Bass have nearly completed their annual ritual of spawning, the season is open, and they are ready to feed. Anglers can often head out on the lake and have an action packed day of bass fishing, but often struggle finding large fish. This may suit many anglers, but if you are like me, you want to find the big ones! In order to catch numbers of big post-spawn fish, the proper location and presentation is essential. There are several patterns that will produce big fish this time of the year, but an extremely effective and consistent pattern for big post-spawn bass is undoubtedly inside weed lines
An inside weed line is exactly what it sounds like; it’s the edge of the weeds facing the shore. Inside weed lines come in many shapes and sizes, some being in less than one foot of water, and others as deep as several feet. The type of vegetation that creates the inside weed line can vary as well, but both factors contribute to how productive the area will be. The better defined and deeper the weed line is, the more productive it will be. An inside weed line may be well defined, and then taper to scattered weeds, which is traditionally a less effective area until it becomes better defined. Bass will roam the open expanses inside the edge during low-light conditions and then tuck into the edge of the weeds during higher light conditions. Bass are predators, always awaiting their next meal and by sitting on the edge of an inside weed line; they are in a prime position to ambush prey. They are awaiting a cruising fish, a wandering crayfish, or anything that appeals to them.

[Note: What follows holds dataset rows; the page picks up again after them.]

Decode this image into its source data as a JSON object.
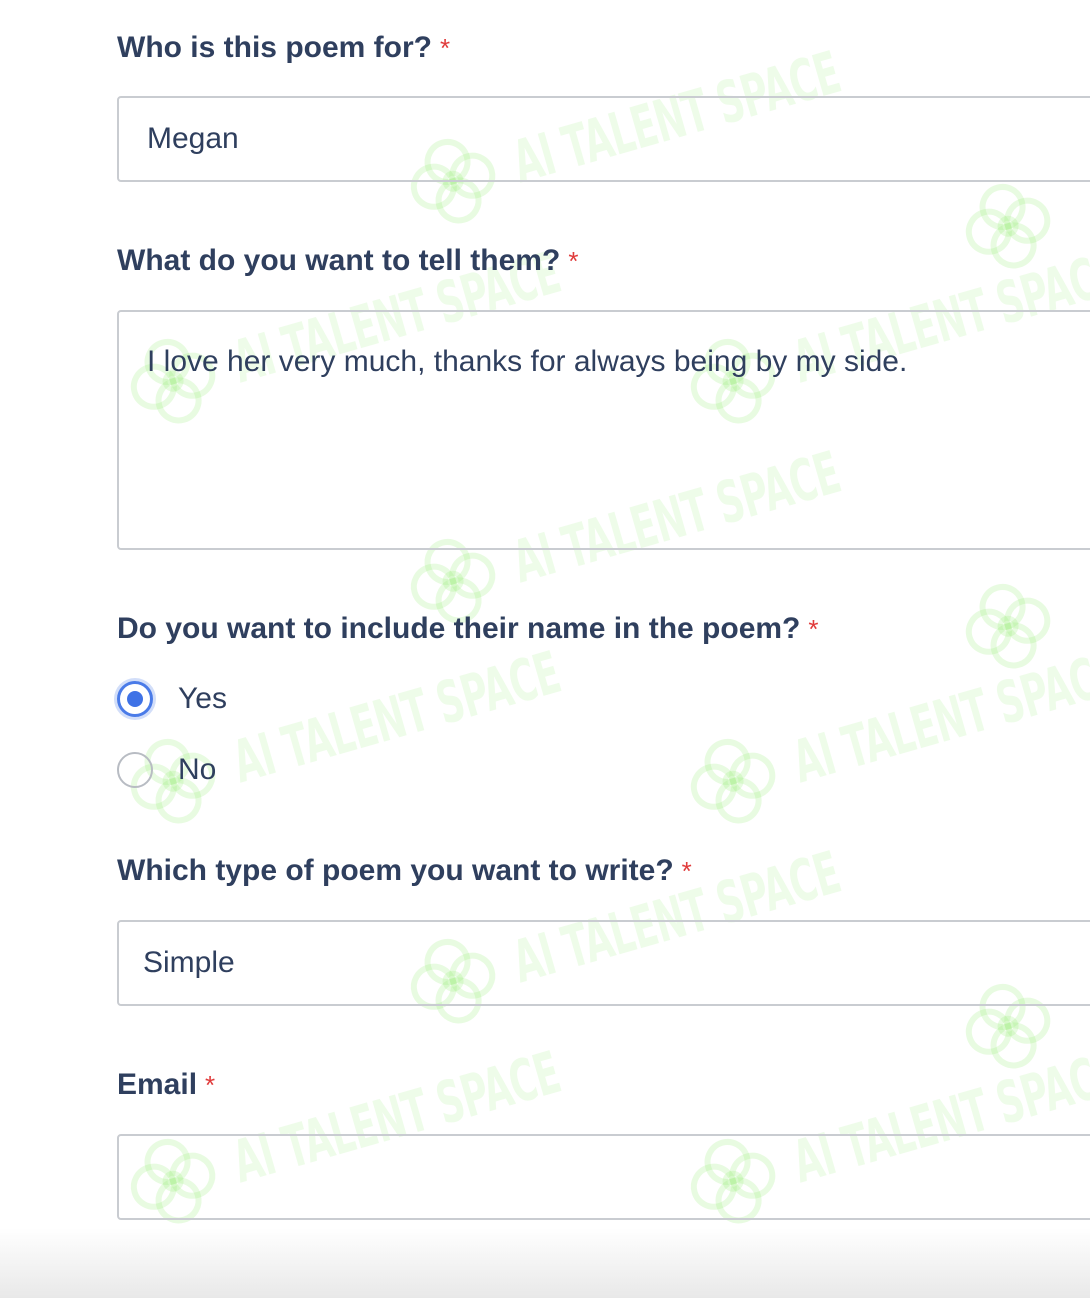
{
  "watermark": {
    "text": "AI TALENT SPACE",
    "logo_icon": "clover-logo-icon",
    "color": "#96eb78"
  },
  "form": {
    "recipient": {
      "label": "Who is this poem for?",
      "required_mark": "*",
      "value": "Megan"
    },
    "message": {
      "label": "What do you want to tell them?",
      "required_mark": "*",
      "value": "I love her very much, thanks for always being by my side."
    },
    "include_name": {
      "label": "Do you want to include their name in the poem?",
      "required_mark": "*",
      "options": [
        {
          "label": "Yes",
          "checked": true
        },
        {
          "label": "No",
          "checked": false
        }
      ]
    },
    "poem_type": {
      "label": "Which type of poem you want to write?",
      "required_mark": "*",
      "selected": "Simple"
    },
    "email": {
      "label": "Email",
      "required_mark": "*",
      "value": ""
    }
  },
  "colors": {
    "label": "#2f3f5e",
    "required": "#e03b3b",
    "radio_accent": "#3f72e6",
    "border": "#c9ccd1"
  }
}
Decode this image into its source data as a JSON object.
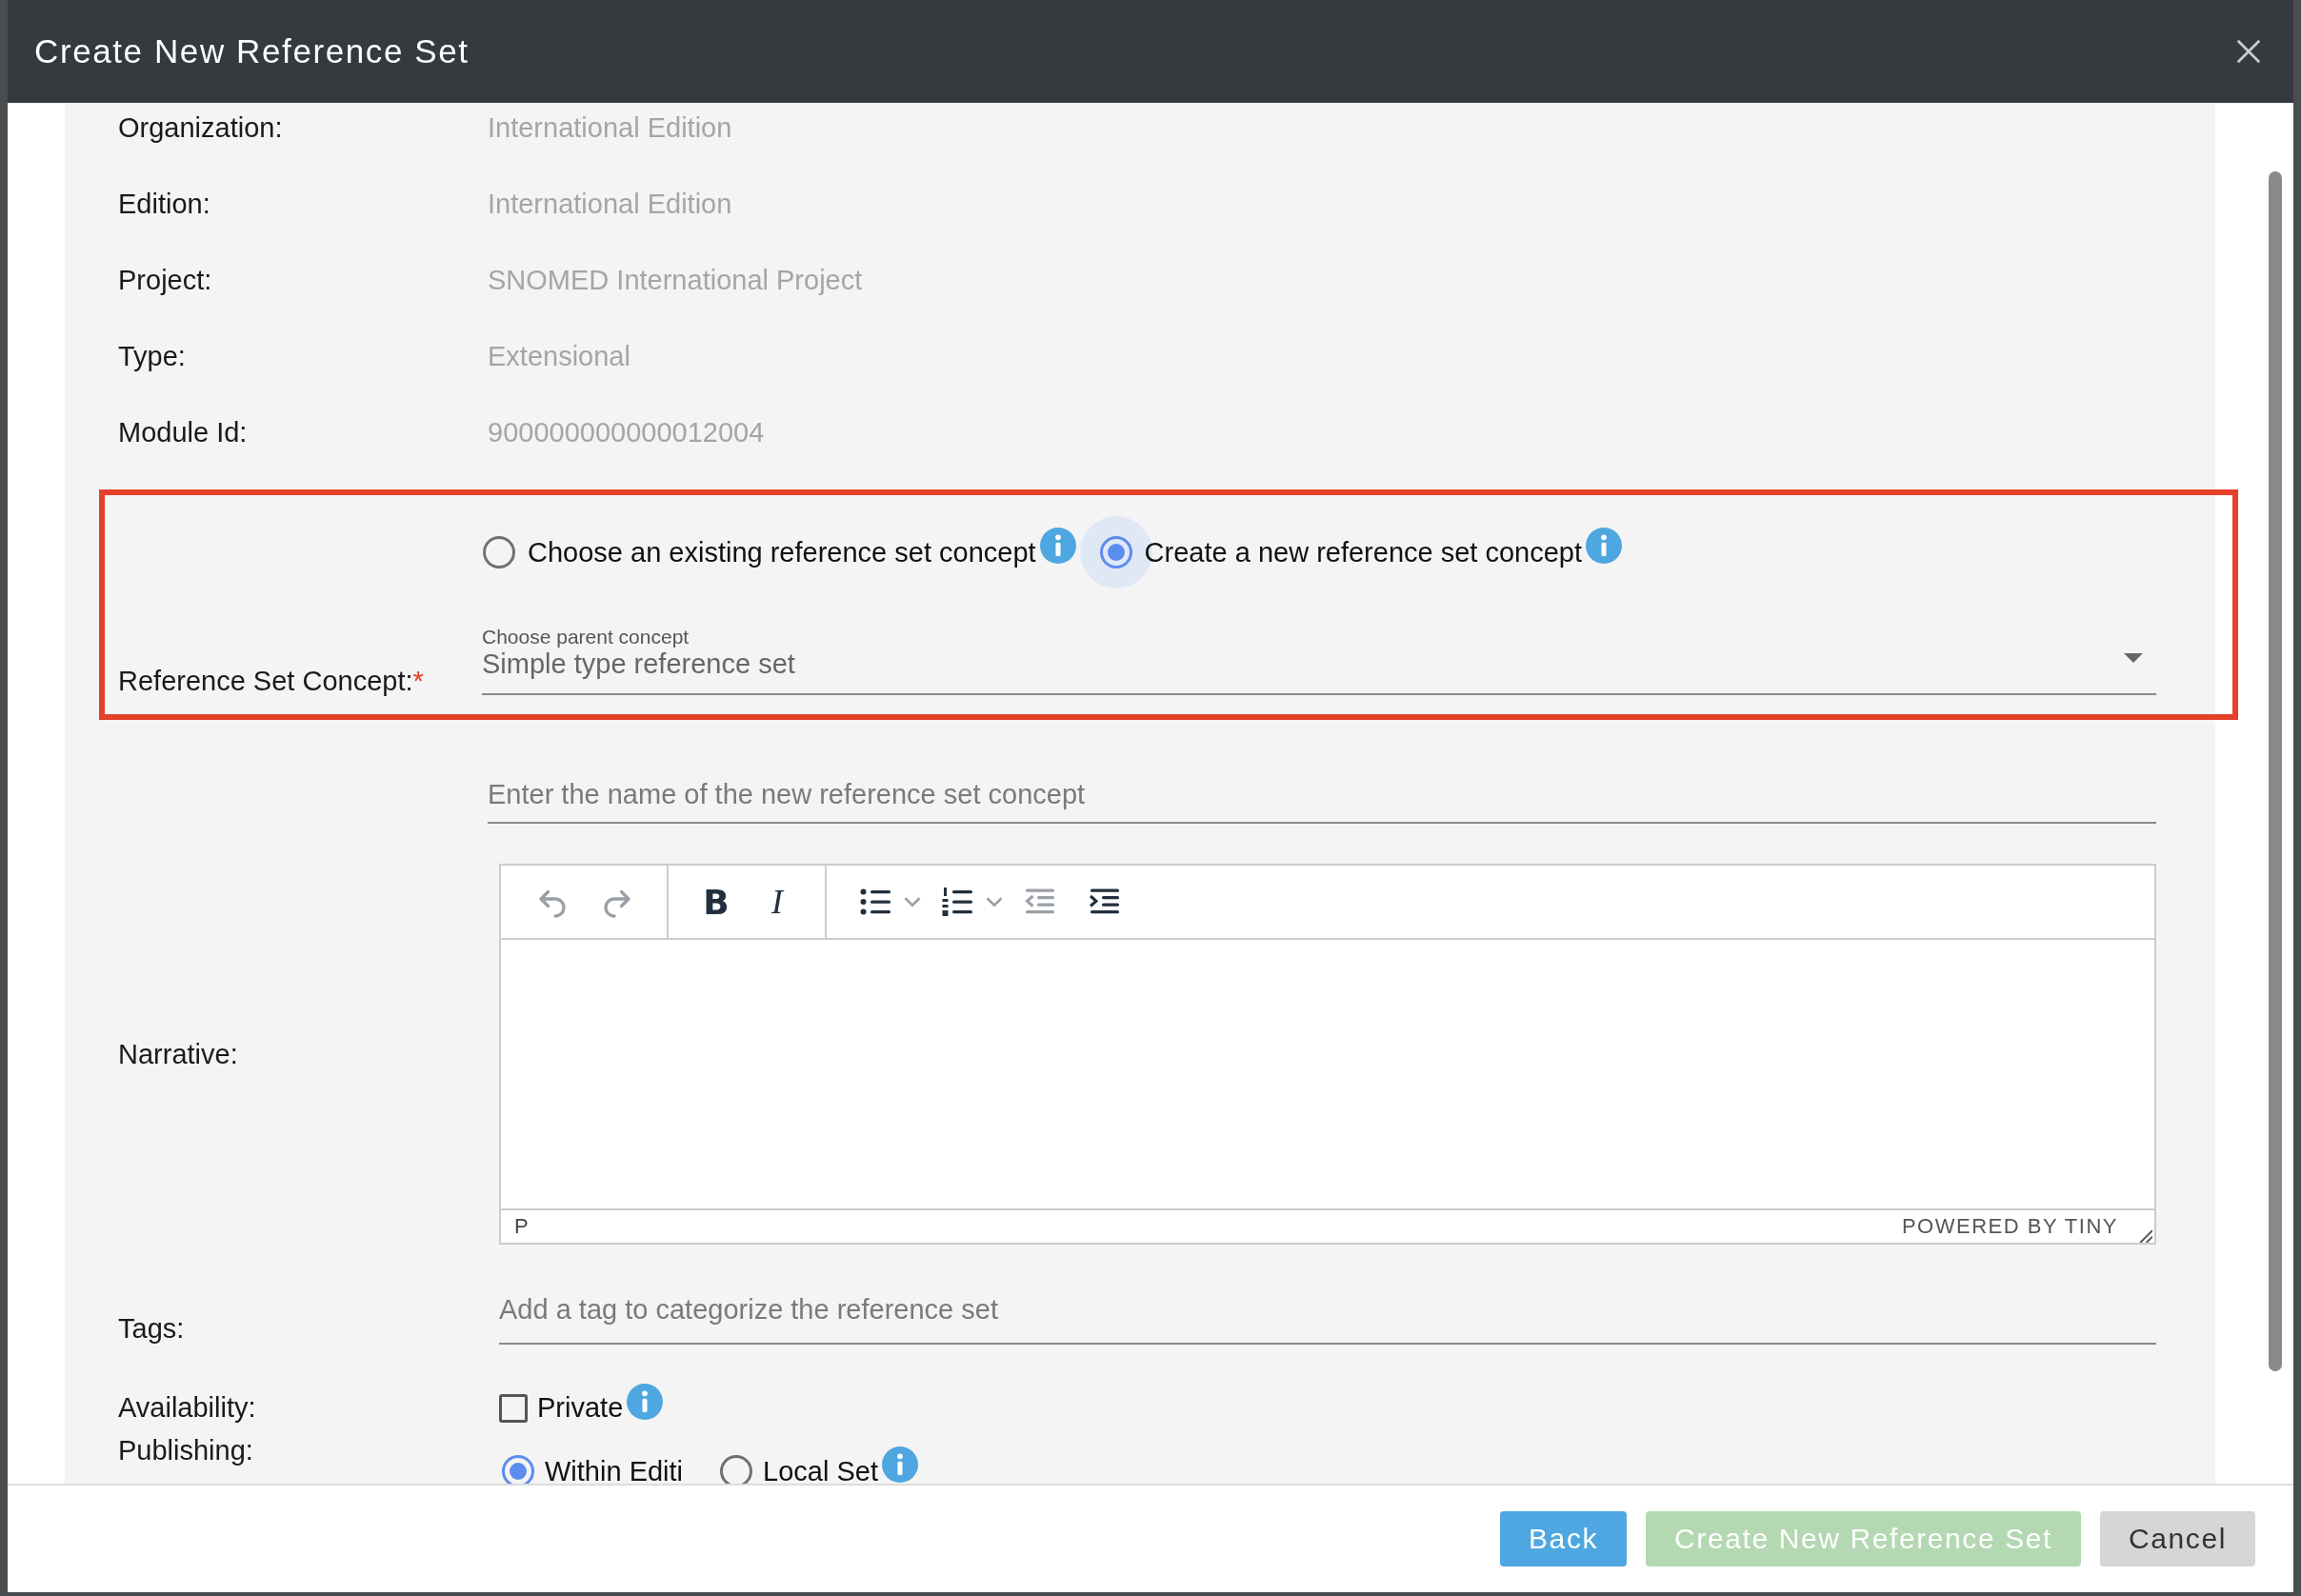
{
  "dialog": {
    "title": "Create New Reference Set"
  },
  "info_rows": [
    {
      "label": "Organization:",
      "value": "International Edition"
    },
    {
      "label": "Edition:",
      "value": "International Edition"
    },
    {
      "label": "Project:",
      "value": "SNOMED International Project"
    },
    {
      "label": "Type:",
      "value": "Extensional"
    },
    {
      "label": "Module Id:",
      "value": "900000000000012004"
    }
  ],
  "concept": {
    "label": "Reference Set Concept:",
    "required_mark": "*",
    "highlighted": true,
    "options": [
      {
        "label": "Choose an existing reference set concept",
        "selected": false
      },
      {
        "label": "Create a new reference set concept",
        "selected": true
      }
    ],
    "parent_select": {
      "floating_label": "Choose parent concept",
      "value": "Simple type reference set"
    }
  },
  "name_field": {
    "placeholder": "Enter the name of the new reference set concept"
  },
  "narrative": {
    "label": "Narrative:",
    "toolbar": [
      [
        {
          "kind": "undo",
          "disabled": true
        },
        {
          "kind": "redo",
          "disabled": true
        }
      ],
      [
        {
          "kind": "bold",
          "text": "B",
          "disabled": false
        },
        {
          "kind": "italic",
          "text": "I",
          "disabled": false
        }
      ],
      [
        {
          "kind": "bullets",
          "disabled": false
        },
        {
          "kind": "caret",
          "disabled": true
        },
        {
          "kind": "numbers",
          "disabled": false
        },
        {
          "kind": "caret",
          "disabled": true
        },
        {
          "kind": "outdent",
          "disabled": true
        },
        {
          "kind": "indent",
          "disabled": false
        }
      ]
    ],
    "path": "P",
    "branding": "POWERED BY TINY"
  },
  "tags": {
    "label": "Tags:",
    "placeholder": "Add a tag to categorize the reference set"
  },
  "availability": {
    "label": "Availability:",
    "option": "Private",
    "checked": false
  },
  "publishing": {
    "label": "Publishing:",
    "options": [
      {
        "label": "Within Editi",
        "selected": true
      },
      {
        "label": "Local Set",
        "selected": false
      }
    ]
  },
  "buttons": [
    {
      "label": "Back",
      "kind": "primary",
      "disabled": false
    },
    {
      "label": "Create New Reference Set",
      "kind": "success",
      "disabled": true
    },
    {
      "label": "Cancel",
      "kind": "secondary",
      "disabled": false
    }
  ]
}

The type of vegetation that creates the weed line is something worth paying attention to, as bass will prefer weed lines created by Cabbage, Milfoil, or Coontail. However, bass are adaptable and will take what they can get, which is often times Crispus. Crispus is a narrow leafed species of vegetation that begins growing under the ice and typically dies as Cabbage, Milfoil, and Coontail begin taking over. Crispus is often the original creator of inside weed lines in the Midwest and if it’s the predominant weed in the lake at this time, bass will use it.
Inside weed lines are fish factories for all species, including bedding bluegills. A colony of bedding bluegills on an inside weed line is often a “sweet spot,” attracting big bass no matter where you are fishing. Bluegills are prime forage for big bass, and bedding bluegills are extremely stationary, making these colonies a big bass buffet. Bass will roam the edges in and amongst these colonies and periodically ambush the bluegills. Bluegill spawning colonies are easy to spot from a distance, which is beneficial to anglers because you want to approach them with a stealthy presentation. It is essential to fish them from a distance and make long casts with subtle baits, such as weightless stick type bait. If you can see a bass and it’s facing you, you are most likely too close and your odds of catching it dwindle. If this occurs, simply continue fishing, make a mental note of where the fish was, and come back later to get her on the end of your line!
There are various lures that will catch bass on inside weed lines, but finding the perfect bait takes some experimenting and also can change throughout the day. During low-light conditions they are apt to chase baits, making horizontal lures more effective. These include topwater lures, jerkbaits, shallow diving crankbaits, lipless crankbaits, and one of my favorites, swimbaits. My favorite baits for this situation include a 1/4oz Strike King Red Eye Shad, a walk-the-dog style topwater, and a 4 or 5” hollow belly swimbait on a weighted 4/0 or 5/0 Falcon hook. As the sun becomes higher in the sky and the fish tuck into the edges of the weeds they will occasionally strike these presentations, but a subtle approach will be more effective. A few baits to try for this would be weightless stick type bait, either texas or wacky rigged, a texas rigged plastic, jig and craw, or a drop shot rig. A few of my favorites for this situation include a 5” Yum Dinger, a Lake Fork Crawtube, Reaction Innovations Sweet Beaver, and a 4” Berkley Gulp Minnow for the drop shot. With high skies I begin throwing lighter colored baits, such as green pumpkin or watermelon, and darker colors, such as junebug or black/blue during low-light periods.
When fishing an inside weed line be sure to be observant of any structure, and certainly cast to it. Examples of this may be a log in the water, isolated patches of weeds, a point or inside turn, a dock, rock, or depression in the bottom. These are high percentage locations for big bass to sit, but when these aren’t around, be sure to methodically fish the inside edge of the weeds. By targeting defined, deeper, and structure laden inside weed lines, an angler can increase their odds of catching more and larger fish.